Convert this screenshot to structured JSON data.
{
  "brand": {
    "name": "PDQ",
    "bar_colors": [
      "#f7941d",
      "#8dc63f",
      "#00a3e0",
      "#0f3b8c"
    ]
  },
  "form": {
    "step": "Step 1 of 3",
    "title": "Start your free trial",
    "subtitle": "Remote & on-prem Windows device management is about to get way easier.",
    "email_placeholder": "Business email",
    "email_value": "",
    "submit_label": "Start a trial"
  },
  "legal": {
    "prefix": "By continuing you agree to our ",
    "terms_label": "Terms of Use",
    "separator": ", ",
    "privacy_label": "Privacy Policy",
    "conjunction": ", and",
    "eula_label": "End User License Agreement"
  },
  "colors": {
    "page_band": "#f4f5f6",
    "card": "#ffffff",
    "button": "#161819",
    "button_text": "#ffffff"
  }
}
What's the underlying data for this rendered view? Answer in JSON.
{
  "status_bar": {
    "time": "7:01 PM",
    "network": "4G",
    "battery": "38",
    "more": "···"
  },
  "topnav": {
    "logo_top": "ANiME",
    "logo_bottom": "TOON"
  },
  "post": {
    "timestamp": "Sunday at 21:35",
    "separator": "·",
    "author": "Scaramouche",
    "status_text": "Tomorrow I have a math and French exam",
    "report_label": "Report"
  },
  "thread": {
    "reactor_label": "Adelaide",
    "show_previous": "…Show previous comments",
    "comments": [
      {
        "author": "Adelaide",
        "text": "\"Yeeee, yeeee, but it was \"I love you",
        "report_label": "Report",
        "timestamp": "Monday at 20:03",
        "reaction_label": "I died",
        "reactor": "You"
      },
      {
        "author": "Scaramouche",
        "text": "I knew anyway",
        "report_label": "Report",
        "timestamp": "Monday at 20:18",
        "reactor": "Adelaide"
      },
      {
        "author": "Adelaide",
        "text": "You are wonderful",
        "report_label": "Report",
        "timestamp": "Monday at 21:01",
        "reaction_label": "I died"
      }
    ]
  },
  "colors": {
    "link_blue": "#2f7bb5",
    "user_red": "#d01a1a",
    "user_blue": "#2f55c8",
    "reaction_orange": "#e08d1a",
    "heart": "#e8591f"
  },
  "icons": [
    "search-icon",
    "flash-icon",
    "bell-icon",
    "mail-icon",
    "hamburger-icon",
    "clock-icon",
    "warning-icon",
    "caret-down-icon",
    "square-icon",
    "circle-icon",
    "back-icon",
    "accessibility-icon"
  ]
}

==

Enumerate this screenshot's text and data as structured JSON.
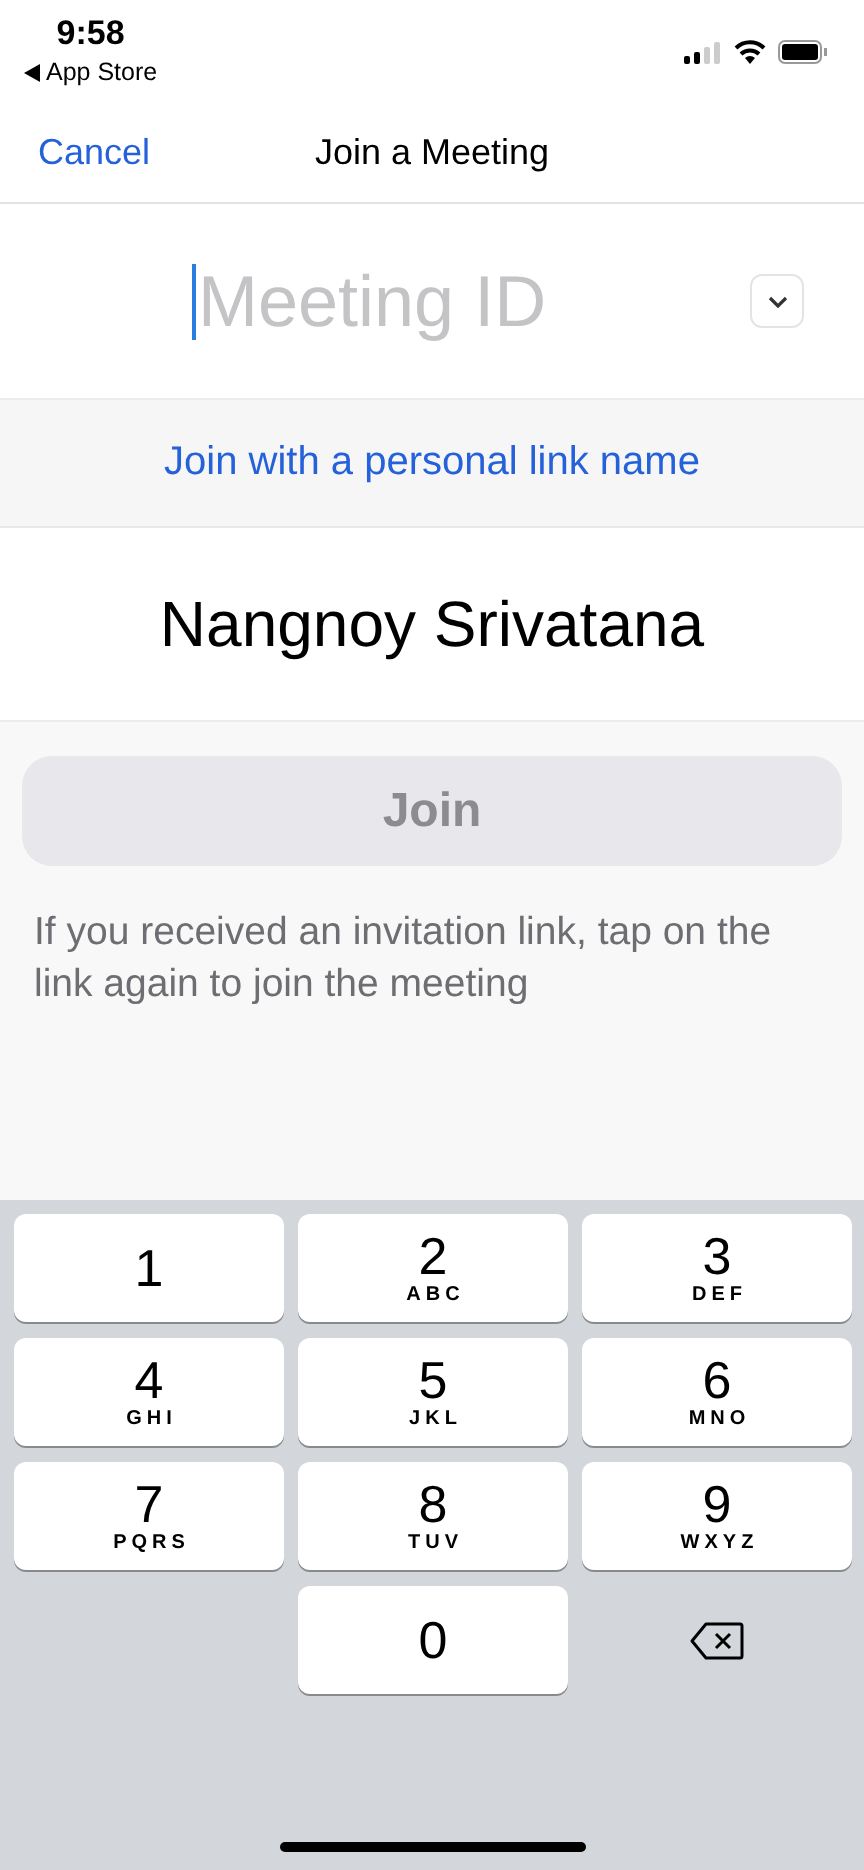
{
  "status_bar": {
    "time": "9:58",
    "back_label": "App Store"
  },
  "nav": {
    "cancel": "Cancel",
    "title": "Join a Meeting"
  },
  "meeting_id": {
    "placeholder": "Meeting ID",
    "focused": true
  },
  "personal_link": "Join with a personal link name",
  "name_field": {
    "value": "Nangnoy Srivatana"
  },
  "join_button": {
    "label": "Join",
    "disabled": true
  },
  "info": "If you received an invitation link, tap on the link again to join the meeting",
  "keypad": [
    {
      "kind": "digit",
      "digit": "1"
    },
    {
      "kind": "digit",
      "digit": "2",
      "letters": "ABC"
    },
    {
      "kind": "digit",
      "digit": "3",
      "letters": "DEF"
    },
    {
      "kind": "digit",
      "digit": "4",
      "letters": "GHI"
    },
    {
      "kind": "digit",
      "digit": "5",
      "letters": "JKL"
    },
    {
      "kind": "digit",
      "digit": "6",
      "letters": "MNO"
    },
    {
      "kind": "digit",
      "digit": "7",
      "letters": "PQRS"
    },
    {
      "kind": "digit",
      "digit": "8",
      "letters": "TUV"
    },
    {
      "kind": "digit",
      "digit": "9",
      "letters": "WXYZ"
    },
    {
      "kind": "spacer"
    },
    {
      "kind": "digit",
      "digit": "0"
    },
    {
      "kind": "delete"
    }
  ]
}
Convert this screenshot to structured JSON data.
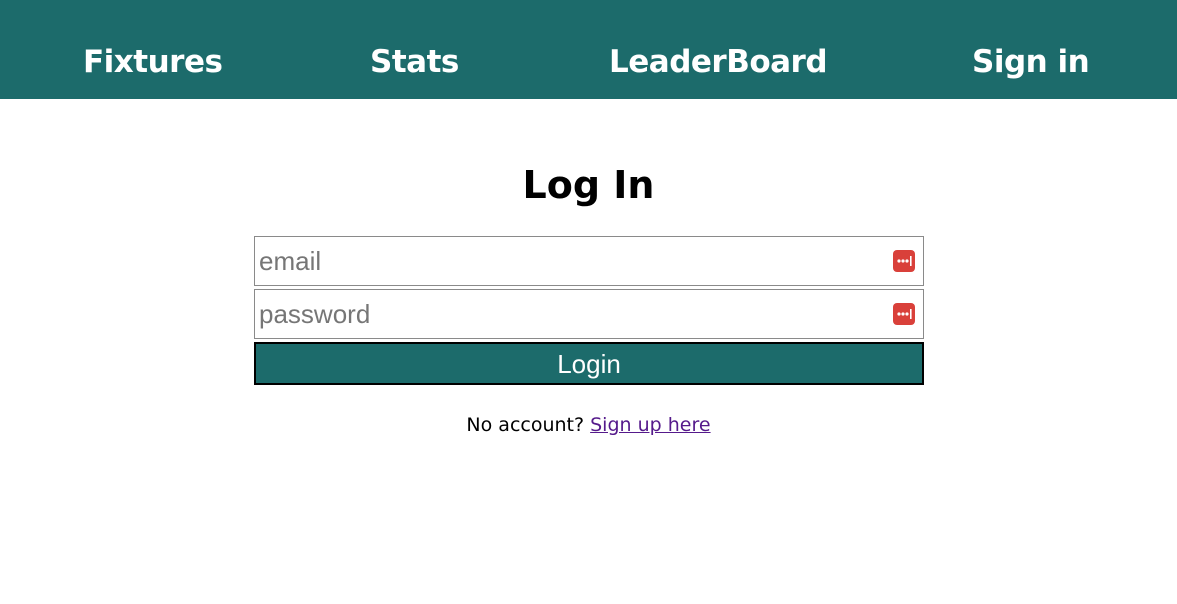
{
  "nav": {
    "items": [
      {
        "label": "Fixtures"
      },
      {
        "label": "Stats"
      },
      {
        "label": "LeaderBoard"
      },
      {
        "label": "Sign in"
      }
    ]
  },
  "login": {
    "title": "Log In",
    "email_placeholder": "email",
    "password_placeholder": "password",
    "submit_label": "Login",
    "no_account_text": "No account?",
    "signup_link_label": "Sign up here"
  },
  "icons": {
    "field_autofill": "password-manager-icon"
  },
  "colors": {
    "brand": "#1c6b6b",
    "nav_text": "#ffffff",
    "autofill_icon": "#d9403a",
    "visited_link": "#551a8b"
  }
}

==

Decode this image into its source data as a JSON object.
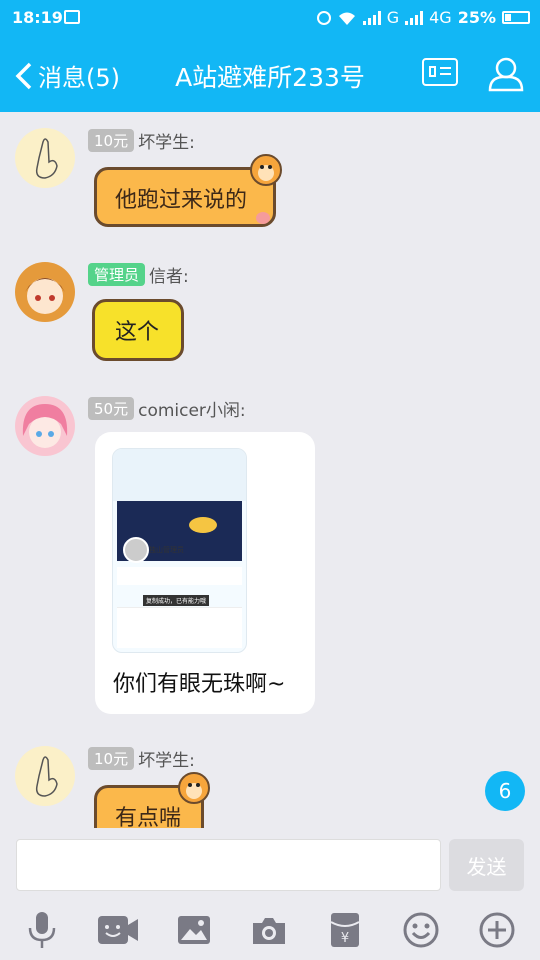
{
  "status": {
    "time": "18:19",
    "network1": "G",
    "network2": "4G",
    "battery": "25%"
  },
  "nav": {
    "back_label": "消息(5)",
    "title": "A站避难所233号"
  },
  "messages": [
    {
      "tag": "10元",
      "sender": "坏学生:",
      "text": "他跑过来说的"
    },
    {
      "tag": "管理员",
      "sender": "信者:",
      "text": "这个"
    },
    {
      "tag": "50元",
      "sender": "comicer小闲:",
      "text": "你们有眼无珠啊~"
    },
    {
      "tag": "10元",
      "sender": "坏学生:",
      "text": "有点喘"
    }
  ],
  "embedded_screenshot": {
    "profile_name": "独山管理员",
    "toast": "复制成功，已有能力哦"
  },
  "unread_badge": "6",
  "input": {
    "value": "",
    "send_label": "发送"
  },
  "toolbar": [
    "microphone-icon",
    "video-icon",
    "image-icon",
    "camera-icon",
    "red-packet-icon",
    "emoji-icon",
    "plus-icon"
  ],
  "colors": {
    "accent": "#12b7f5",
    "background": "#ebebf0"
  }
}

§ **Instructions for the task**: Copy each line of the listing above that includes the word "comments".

§ **Output of the task**:
    "show_previous": "…Show previous comments",
    "comments": [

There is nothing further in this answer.